Scaly leaves that are flat and attached to stems with pine cones or pink flowers come from Cedar trees. When you hold up a stem, Cedar leaves may look like a fan. If the scaly leaves are full rather than flat and the stems hold blue or purple berries, they come from a Juniper tree. Juniper trees also have a distinctive smell, reminiscent of gin, so giving the leaf a sniff may also help you identify it as a Juniper leaf.
The leaves that are not needles or scaly are either simple or compound leaves. They can be the most difficult to classify, simply because there are so many different kinds. They are the most typical kinds of leaves and are associated with the greatest number of trees. They typically come from hardwood or deciduous trees.
Simple Ash Leaf Compound Acacia Leaf
Start by deciding if the leaf is simple or compound:
If you have a simple leaf, decide if it is, unlobed (completely solid all around) or lobed (scalloped edges that weave in towards the stem and back out).
Compound leaves are slightly easier to deal with.
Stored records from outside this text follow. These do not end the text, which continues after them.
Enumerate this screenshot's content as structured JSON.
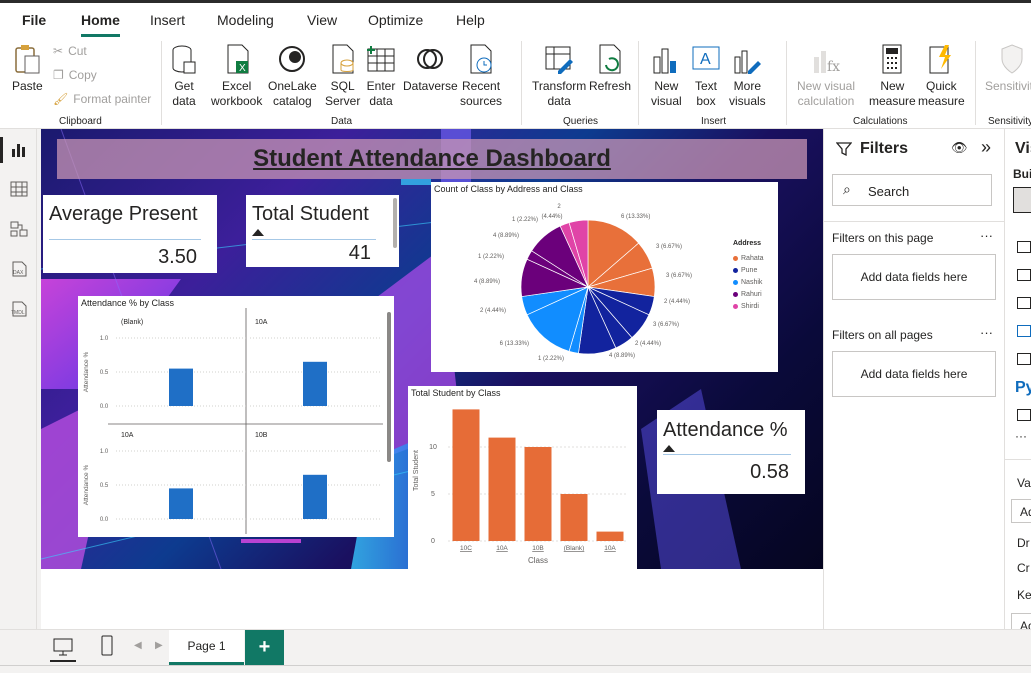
{
  "menu": {
    "tabs": [
      "File",
      "Home",
      "Insert",
      "Modeling",
      "View",
      "Optimize",
      "Help"
    ],
    "active": "Home"
  },
  "ribbon": {
    "clipboard": {
      "paste": "Paste",
      "cut": "Cut",
      "copy": "Copy",
      "format_painter": "Format painter",
      "group": "Clipboard"
    },
    "data": {
      "get_data": [
        "Get",
        "data"
      ],
      "excel": [
        "Excel",
        "workbook"
      ],
      "onelake": [
        "OneLake",
        "catalog"
      ],
      "sql": [
        "SQL",
        "Server"
      ],
      "enter": [
        "Enter",
        "data"
      ],
      "dataverse": [
        "Dataverse",
        ""
      ],
      "recent": [
        "Recent",
        "sources"
      ],
      "group": "Data"
    },
    "queries": {
      "transform": [
        "Transform",
        "data"
      ],
      "refresh": [
        "Refresh",
        ""
      ],
      "group": "Queries"
    },
    "insert": {
      "new_visual": [
        "New",
        "visual"
      ],
      "text_box": [
        "Text",
        "box"
      ],
      "more_visuals": [
        "More",
        "visuals"
      ],
      "group": "Insert"
    },
    "calculations": {
      "new_visual_calc": [
        "New visual",
        "calculation"
      ],
      "new_measure": [
        "New",
        "measure"
      ],
      "quick_measure": [
        "Quick",
        "measure"
      ],
      "group": "Calculations"
    },
    "sensitivity": {
      "label": "Sensitivity",
      "group": "Sensitivity"
    }
  },
  "dashboard": {
    "title": "Student Attendance Dashboard",
    "cards": {
      "avg_present": {
        "label": "Average Present",
        "value": "3.50"
      },
      "total_student": {
        "label": "Total Student",
        "value": "41"
      },
      "attendance_pct": {
        "label": "Attendance %",
        "value": "0.58"
      }
    }
  },
  "pie_chart": {
    "title": "Count of Class by Address and Class",
    "legend_title": "Address",
    "legend": [
      {
        "name": "Rahata",
        "color": "#e8703a"
      },
      {
        "name": "Pune",
        "color": "#12239e"
      },
      {
        "name": "Nashik",
        "color": "#118dff"
      },
      {
        "name": "Rahuri",
        "color": "#6b007b"
      },
      {
        "name": "Shirdi",
        "color": "#e044a7"
      }
    ],
    "slice_labels": [
      "6 (13.33%)",
      "3 (6.67%)",
      "3 (6.67%)",
      "2 (4.44%)",
      "3 (6.67%)",
      "2 (4.44%)",
      "4 (8.89%)",
      "1 (2.22%)",
      "6 (13.33%)",
      "2 (4.44%)",
      "4 (8.89%)",
      "1 (2.22%)",
      "4 (8.89%)",
      "1 (2.22%)",
      "2",
      "(4.44%)"
    ]
  },
  "bar_chart": {
    "title": "Total Student by Class",
    "xlabel": "Class",
    "ylabel": "Total Student",
    "yticks": [
      "0",
      "5",
      "10"
    ]
  },
  "small_multiples": {
    "title": "Attendance % by Class",
    "ylabel": "Attendance %",
    "yticks": [
      "0.0",
      "0.5",
      "1.0"
    ],
    "panels": [
      {
        "label": "(Blank)"
      },
      {
        "label": "10A"
      },
      {
        "label": "10A"
      },
      {
        "label": "10B"
      }
    ]
  },
  "chart_data": [
    {
      "type": "pie",
      "title": "Count of Class by Address and Class",
      "legend_title": "Address",
      "categories": [
        "Rahata",
        "Pune",
        "Nashik",
        "Rahuri",
        "Shirdi"
      ],
      "slices": [
        {
          "address": "Rahata",
          "value": 6
        },
        {
          "address": "Rahata",
          "value": 3
        },
        {
          "address": "Rahata",
          "value": 3
        },
        {
          "address": "Pune",
          "value": 2
        },
        {
          "address": "Pune",
          "value": 3
        },
        {
          "address": "Pune",
          "value": 2
        },
        {
          "address": "Pune",
          "value": 4
        },
        {
          "address": "Nashik",
          "value": 1
        },
        {
          "address": "Nashik",
          "value": 6
        },
        {
          "address": "Nashik",
          "value": 2
        },
        {
          "address": "Rahuri",
          "value": 4
        },
        {
          "address": "Rahuri",
          "value": 1
        },
        {
          "address": "Rahuri",
          "value": 4
        },
        {
          "address": "Shirdi",
          "value": 1
        },
        {
          "address": "Shirdi",
          "value": 2
        }
      ]
    },
    {
      "type": "bar",
      "title": "Total Student by Class",
      "categories": [
        "10C",
        "10A",
        "10B",
        "(Blank)",
        "10A"
      ],
      "values": [
        14,
        11,
        10,
        5,
        1
      ],
      "xlabel": "Class",
      "ylabel": "Total Student",
      "ylim": [
        0,
        15
      ],
      "color": "#e66c37"
    },
    {
      "type": "bar",
      "title": "Attendance % by Class",
      "ylabel": "Attendance %",
      "panels": [
        "(Blank)",
        "10A",
        "10A",
        "10B"
      ],
      "values": [
        0.55,
        0.65,
        0.45,
        0.65
      ],
      "ylim": [
        0,
        1.0
      ],
      "color": "#1f6fc6"
    }
  ],
  "filters": {
    "title": "Filters",
    "search_placeholder": "Search",
    "this_page": "Filters on this page",
    "all_pages": "Filters on all pages",
    "add_fields": "Add data fields here"
  },
  "viz_pane": {
    "title": "Vis",
    "build": "Bui",
    "py": "Py",
    "va": "Va",
    "ad": "Ad",
    "dr": "Dr",
    "cr": "Cr",
    "ke": "Ke"
  },
  "pages": {
    "tabs": [
      "Page 1"
    ],
    "add": "+"
  }
}
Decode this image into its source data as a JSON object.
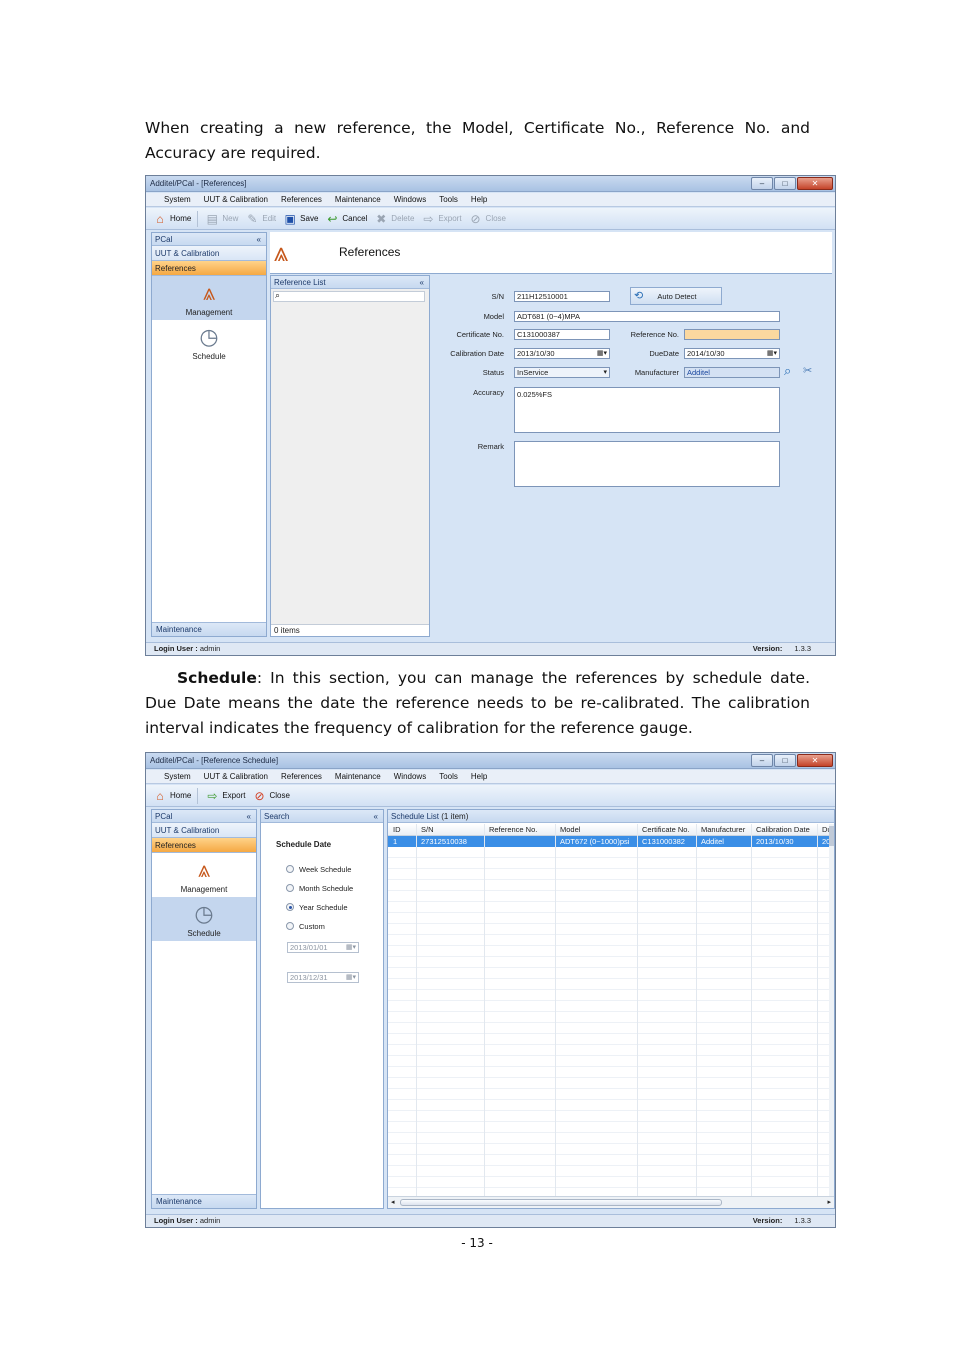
{
  "doc": {
    "intro": "When creating a new reference, the Model, Certificate No., Reference No. and Accuracy are required.",
    "schedule_term": "Schedule",
    "schedule_text": ": In this section, you can manage the references by schedule date. Due Date means the date the reference needs to be re-calibrated. The calibration interval indicates the frequency of calibration for the reference gauge.",
    "page_number": "- 13 -"
  },
  "shot1": {
    "title": "Additel/PCal - [References]",
    "menu": [
      "System",
      "UUT & Calibration",
      "References",
      "Maintenance",
      "Windows",
      "Tools",
      "Help"
    ],
    "toolbar": [
      "Home",
      "New",
      "Edit",
      "Save",
      "Cancel",
      "Delete",
      "Export",
      "Close"
    ],
    "nav": {
      "head": "PCal",
      "chev": "«",
      "uut": "UUT & Calibration",
      "references": "References",
      "management": "Management",
      "schedule": "Schedule",
      "maintenance": "Maintenance"
    },
    "header_title": "References",
    "list": {
      "head": "Reference List",
      "chev": "«",
      "count": "0 items"
    },
    "form": {
      "sn_label": "S/N",
      "sn": "211H12510001",
      "auto_detect": "Auto Detect",
      "model_label": "Model",
      "model": "ADT681 (0~4)MPA",
      "cert_label": "Certificate No.",
      "cert": "C131000387",
      "refno_label": "Reference No.",
      "refno": "",
      "caldate_label": "Calibration Date",
      "caldate": "2013/10/30",
      "duedate_label": "DueDate",
      "duedate": "2014/10/30",
      "status_label": "Status",
      "status": "InService",
      "manufacturer_label": "Manufacturer",
      "manufacturer": "Additel",
      "accuracy_label": "Accuracy",
      "accuracy": "0.025%FS",
      "remark_label": "Remark",
      "remark": ""
    },
    "status": {
      "login_label": "Login User :",
      "login": "admin",
      "version_label": "Version:",
      "version": "1.3.3"
    }
  },
  "shot2": {
    "title": "Additel/PCal - [Reference Schedule]",
    "menu": [
      "System",
      "UUT & Calibration",
      "References",
      "Maintenance",
      "Windows",
      "Tools",
      "Help"
    ],
    "toolbar": [
      "Home",
      "Export",
      "Close"
    ],
    "nav": {
      "head": "PCal",
      "chev": "«",
      "uut": "UUT & Calibration",
      "references": "References",
      "management": "Management",
      "schedule": "Schedule",
      "maintenance": "Maintenance"
    },
    "search": {
      "head": "Search",
      "chev": "«",
      "title": "Schedule Date",
      "options": [
        "Week Schedule",
        "Month Schedule",
        "Year Schedule",
        "Custom"
      ],
      "selected_index": 2,
      "from": "2013/01/01",
      "to": "2013/12/31"
    },
    "grid": {
      "head": "Schedule List",
      "count": "(1 item)",
      "columns": [
        "ID",
        "S/N",
        "Reference No.",
        "Model",
        "Certificate No.",
        "Manufacturer",
        "Calibration Date",
        "Du"
      ],
      "rows": [
        [
          "1",
          "27312510038",
          "",
          "ADT672 (0~1000)psi",
          "C131000382",
          "Additel",
          "2013/10/30",
          "20"
        ]
      ]
    },
    "status": {
      "login_label": "Login User :",
      "login": "admin",
      "version_label": "Version:",
      "version": "1.3.3"
    }
  }
}
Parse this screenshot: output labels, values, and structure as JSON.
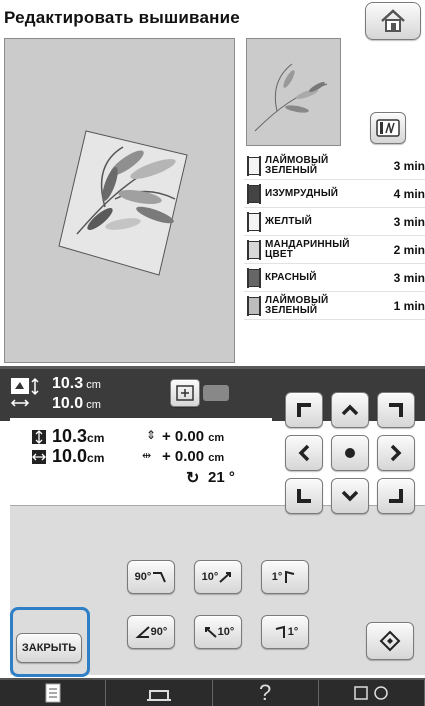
{
  "title": "Редактировать вышивание",
  "colors": [
    {
      "name": "ЛАЙМОВЫЙ ЗЕЛЕНЫЙ",
      "time": "3 min",
      "swatch": "#f4f4f4"
    },
    {
      "name": "ИЗУМРУДНЫЙ",
      "time": "4 min",
      "swatch": "#444444"
    },
    {
      "name": "ЖЕЛТЫЙ",
      "time": "3 min",
      "swatch": "#f4f4f4"
    },
    {
      "name": "МАНДАРИННЫЙ ЦВЕТ",
      "time": "2 min",
      "swatch": "#d8d8d8"
    },
    {
      "name": "КРАСНЫЙ",
      "time": "3 min",
      "swatch": "#666666"
    },
    {
      "name": "ЛАЙМОВЫЙ ЗЕЛЕНЫЙ",
      "time": "1 min",
      "swatch": "#bdbdbd"
    }
  ],
  "size_bar": {
    "height": "10.3",
    "width": "10.0",
    "unit": "cm"
  },
  "info": {
    "height": "10.3",
    "width": "10.0",
    "unit": "cm",
    "vshift": "+ 0.00",
    "hshift": "+ 0.00",
    "angle": "21 °"
  },
  "rotate": {
    "r90": "90°",
    "r10": "10°",
    "r1": "1°",
    "l90": "90°",
    "l10": "10°",
    "l1": "1°"
  },
  "close_label": "ЗАКРЫТЬ",
  "icons": {
    "home": "home-icon",
    "memory": "memory-icon",
    "frame": "frame-icon",
    "reset": "reset-icon"
  }
}
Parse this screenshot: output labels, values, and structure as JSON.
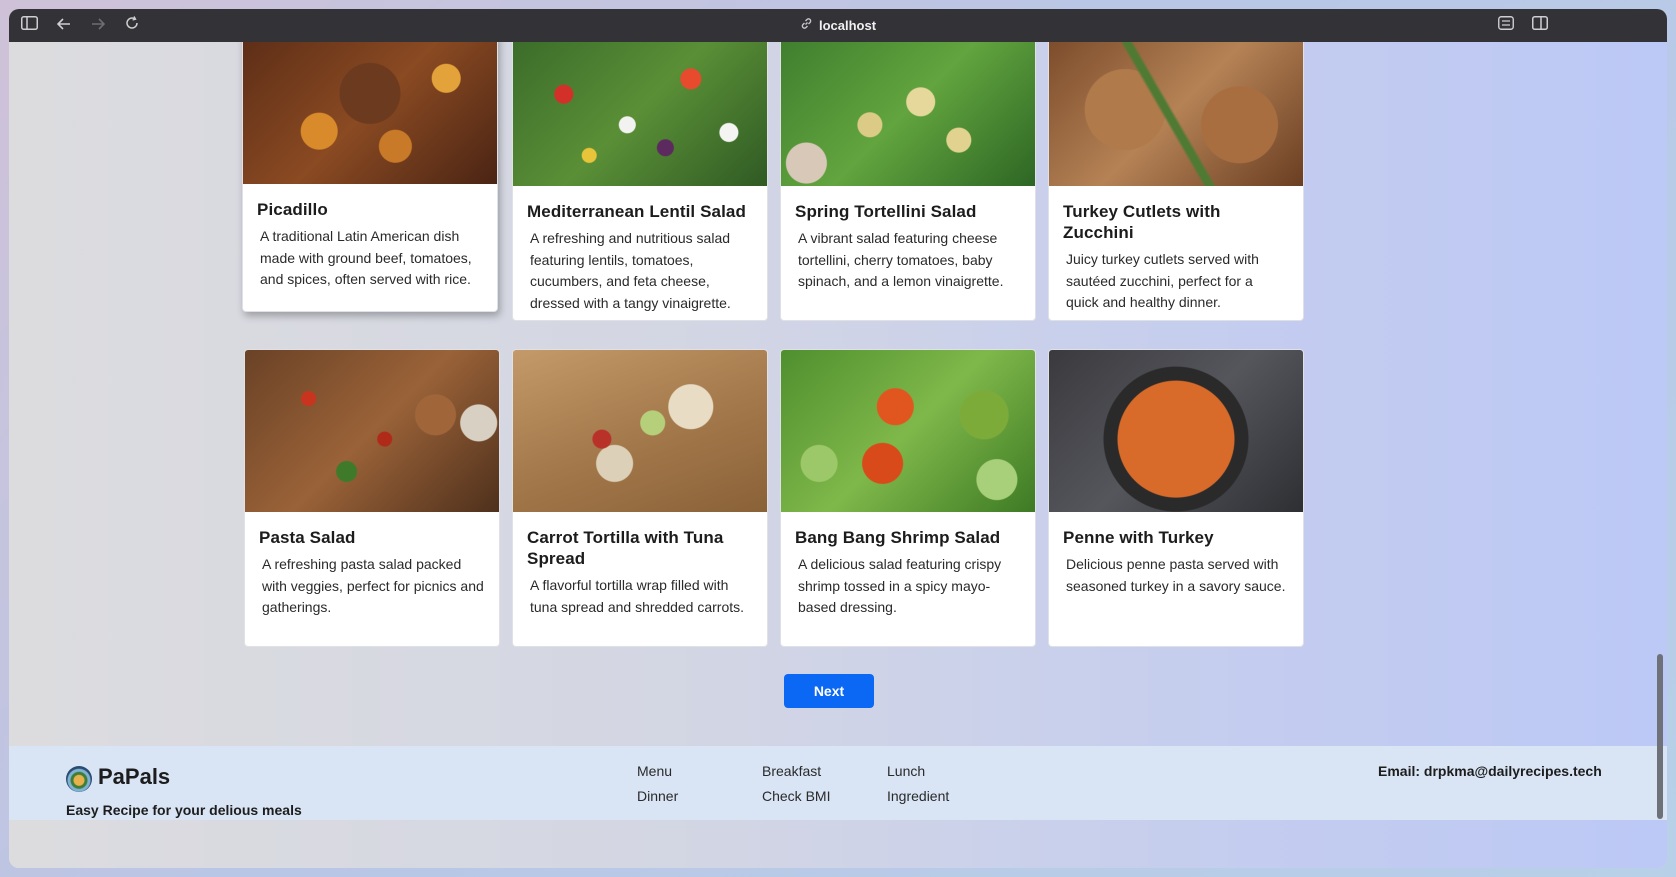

If the smaller leaves seem to grow directly from the stem, they are likely from a or Buckeye tree. If the smaller leaves have tiny stems that attach them to the main stem, you may be dealing with leaves from a Pecan, Honey or Black Locust, , or Hickory tree.
Once you have narrowed down the possible identification of your leaf, you can use the tree fact articles here on the to check out actual photos of the leaves and information on many of the most popular trees. The is also an excellent source for tree information. For more localized information, your local nursery professional can be an excellent resource if you are unable to identify leaves.